• INSTRUCTIONS TO FOLLOW: Copy each line of the material in which the word "chevron" appears.

• INPUT DATA:
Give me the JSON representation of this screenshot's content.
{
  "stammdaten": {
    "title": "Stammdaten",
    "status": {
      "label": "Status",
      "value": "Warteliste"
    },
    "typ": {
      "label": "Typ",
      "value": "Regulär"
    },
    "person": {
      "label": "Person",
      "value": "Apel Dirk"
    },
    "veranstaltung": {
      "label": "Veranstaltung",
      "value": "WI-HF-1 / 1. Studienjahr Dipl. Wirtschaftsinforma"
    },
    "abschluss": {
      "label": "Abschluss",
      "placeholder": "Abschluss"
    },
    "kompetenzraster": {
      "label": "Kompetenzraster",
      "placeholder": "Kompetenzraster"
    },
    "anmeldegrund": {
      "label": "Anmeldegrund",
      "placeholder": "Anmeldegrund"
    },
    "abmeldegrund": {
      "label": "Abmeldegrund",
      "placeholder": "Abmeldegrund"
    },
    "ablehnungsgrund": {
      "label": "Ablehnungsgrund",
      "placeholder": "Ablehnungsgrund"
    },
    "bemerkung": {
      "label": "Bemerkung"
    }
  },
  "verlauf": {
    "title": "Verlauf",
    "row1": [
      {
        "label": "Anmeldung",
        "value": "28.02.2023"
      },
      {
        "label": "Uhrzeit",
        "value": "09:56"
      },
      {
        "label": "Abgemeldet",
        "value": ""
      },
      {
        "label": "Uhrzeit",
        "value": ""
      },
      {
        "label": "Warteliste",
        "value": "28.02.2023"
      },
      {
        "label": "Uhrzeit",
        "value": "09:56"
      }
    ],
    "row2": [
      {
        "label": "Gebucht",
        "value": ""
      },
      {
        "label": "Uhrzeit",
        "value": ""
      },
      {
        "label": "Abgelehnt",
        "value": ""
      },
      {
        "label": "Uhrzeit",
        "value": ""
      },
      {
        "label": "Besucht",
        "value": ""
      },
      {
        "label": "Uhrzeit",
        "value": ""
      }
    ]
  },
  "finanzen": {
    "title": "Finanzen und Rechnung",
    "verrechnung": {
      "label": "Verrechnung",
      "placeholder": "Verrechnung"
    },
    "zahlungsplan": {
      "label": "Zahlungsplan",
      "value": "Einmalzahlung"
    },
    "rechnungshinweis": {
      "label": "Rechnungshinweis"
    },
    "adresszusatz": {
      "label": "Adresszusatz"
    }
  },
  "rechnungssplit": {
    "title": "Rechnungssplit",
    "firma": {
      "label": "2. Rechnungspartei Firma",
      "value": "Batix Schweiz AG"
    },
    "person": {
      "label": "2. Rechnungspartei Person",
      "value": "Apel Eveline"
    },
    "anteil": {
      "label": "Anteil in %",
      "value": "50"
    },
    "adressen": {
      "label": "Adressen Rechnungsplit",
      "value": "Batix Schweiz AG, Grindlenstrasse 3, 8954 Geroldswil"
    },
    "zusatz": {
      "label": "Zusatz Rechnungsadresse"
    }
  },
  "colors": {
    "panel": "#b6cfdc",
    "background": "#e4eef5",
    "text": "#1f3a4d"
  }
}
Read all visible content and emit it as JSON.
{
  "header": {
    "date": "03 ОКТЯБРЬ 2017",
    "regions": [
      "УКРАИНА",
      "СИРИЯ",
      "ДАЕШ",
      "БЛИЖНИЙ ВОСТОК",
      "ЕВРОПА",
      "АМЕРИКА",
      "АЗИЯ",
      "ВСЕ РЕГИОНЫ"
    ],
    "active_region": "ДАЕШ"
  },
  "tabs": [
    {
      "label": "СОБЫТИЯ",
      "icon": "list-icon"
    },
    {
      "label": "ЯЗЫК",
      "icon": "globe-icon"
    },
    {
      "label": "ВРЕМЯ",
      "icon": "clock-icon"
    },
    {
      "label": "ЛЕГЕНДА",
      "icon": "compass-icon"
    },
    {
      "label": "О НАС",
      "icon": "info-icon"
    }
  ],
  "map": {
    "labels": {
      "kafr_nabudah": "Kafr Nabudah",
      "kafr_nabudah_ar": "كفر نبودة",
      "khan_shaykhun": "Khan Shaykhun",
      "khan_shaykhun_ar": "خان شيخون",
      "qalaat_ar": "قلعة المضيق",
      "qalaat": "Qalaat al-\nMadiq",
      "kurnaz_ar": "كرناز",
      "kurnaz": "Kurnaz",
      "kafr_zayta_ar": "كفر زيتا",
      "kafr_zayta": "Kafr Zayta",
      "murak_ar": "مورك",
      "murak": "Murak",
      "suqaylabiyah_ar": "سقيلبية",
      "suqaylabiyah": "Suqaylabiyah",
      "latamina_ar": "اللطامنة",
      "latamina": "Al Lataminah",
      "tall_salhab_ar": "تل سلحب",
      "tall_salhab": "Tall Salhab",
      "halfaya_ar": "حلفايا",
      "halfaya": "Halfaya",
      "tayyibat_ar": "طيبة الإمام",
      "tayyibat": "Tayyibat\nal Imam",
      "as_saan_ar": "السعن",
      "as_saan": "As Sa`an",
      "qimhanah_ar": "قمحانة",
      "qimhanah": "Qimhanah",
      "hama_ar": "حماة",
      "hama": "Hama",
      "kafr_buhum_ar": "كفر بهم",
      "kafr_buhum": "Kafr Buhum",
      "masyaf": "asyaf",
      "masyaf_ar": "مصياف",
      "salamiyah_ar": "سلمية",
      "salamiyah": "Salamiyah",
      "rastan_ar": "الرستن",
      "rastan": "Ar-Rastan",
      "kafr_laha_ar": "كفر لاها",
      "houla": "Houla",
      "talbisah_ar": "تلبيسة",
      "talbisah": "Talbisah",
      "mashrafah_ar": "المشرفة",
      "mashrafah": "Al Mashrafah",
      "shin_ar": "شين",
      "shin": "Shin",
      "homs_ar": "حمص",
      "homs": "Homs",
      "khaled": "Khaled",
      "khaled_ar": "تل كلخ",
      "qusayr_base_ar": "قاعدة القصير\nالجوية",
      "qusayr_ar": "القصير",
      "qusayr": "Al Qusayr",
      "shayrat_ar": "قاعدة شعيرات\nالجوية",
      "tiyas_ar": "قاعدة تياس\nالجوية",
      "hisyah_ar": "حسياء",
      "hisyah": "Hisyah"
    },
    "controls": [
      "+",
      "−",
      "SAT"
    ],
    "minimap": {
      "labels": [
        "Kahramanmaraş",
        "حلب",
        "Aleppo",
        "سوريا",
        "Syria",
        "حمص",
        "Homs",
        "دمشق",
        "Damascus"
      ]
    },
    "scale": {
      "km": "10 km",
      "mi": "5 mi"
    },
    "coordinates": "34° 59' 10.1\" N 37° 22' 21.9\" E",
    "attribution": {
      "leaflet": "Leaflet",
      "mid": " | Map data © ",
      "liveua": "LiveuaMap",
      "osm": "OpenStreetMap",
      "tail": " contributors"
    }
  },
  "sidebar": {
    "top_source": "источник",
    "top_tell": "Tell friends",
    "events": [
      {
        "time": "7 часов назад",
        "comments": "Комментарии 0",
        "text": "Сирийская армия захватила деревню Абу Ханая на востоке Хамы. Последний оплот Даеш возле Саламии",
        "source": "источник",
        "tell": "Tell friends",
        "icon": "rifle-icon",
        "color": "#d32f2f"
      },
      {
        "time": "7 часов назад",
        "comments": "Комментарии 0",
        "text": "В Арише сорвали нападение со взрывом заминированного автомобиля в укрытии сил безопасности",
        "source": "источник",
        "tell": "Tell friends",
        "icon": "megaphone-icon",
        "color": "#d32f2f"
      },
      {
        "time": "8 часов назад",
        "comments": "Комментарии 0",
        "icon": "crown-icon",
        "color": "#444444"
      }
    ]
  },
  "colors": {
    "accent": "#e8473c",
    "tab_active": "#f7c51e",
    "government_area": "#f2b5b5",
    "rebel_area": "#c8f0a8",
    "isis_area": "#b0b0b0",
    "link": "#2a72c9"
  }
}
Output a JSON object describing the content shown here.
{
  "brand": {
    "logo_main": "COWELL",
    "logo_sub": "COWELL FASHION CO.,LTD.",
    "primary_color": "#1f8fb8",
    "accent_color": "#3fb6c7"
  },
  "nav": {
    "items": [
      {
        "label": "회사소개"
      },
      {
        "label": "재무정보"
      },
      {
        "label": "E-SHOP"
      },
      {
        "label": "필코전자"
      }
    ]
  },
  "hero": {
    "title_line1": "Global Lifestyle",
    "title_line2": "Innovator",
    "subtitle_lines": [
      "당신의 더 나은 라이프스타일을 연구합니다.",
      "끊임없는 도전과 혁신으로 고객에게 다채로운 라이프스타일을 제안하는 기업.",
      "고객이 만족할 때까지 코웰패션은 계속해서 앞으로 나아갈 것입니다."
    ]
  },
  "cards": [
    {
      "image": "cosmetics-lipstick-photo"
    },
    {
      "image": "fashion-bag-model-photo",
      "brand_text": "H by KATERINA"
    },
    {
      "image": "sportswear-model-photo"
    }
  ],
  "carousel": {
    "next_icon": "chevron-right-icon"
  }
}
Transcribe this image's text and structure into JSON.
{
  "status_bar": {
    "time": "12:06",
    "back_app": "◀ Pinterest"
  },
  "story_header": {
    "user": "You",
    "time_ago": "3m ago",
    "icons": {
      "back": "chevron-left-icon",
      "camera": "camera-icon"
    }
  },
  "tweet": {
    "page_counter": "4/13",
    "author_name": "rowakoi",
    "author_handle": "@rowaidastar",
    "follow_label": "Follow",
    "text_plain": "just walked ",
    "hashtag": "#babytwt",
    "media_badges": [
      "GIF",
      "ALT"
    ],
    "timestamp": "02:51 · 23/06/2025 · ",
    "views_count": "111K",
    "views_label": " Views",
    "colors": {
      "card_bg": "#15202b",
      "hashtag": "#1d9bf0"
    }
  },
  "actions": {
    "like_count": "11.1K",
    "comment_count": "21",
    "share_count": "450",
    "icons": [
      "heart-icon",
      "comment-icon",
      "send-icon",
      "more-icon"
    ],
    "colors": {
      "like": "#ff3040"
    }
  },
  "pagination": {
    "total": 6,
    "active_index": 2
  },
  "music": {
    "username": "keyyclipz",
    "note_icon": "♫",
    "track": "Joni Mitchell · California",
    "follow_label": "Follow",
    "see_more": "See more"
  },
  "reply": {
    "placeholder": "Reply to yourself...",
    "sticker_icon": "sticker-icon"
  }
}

• OUTPUT BELOW:
    "next_icon": "chevron-right-icon"
      "back": "chevron-left-icon",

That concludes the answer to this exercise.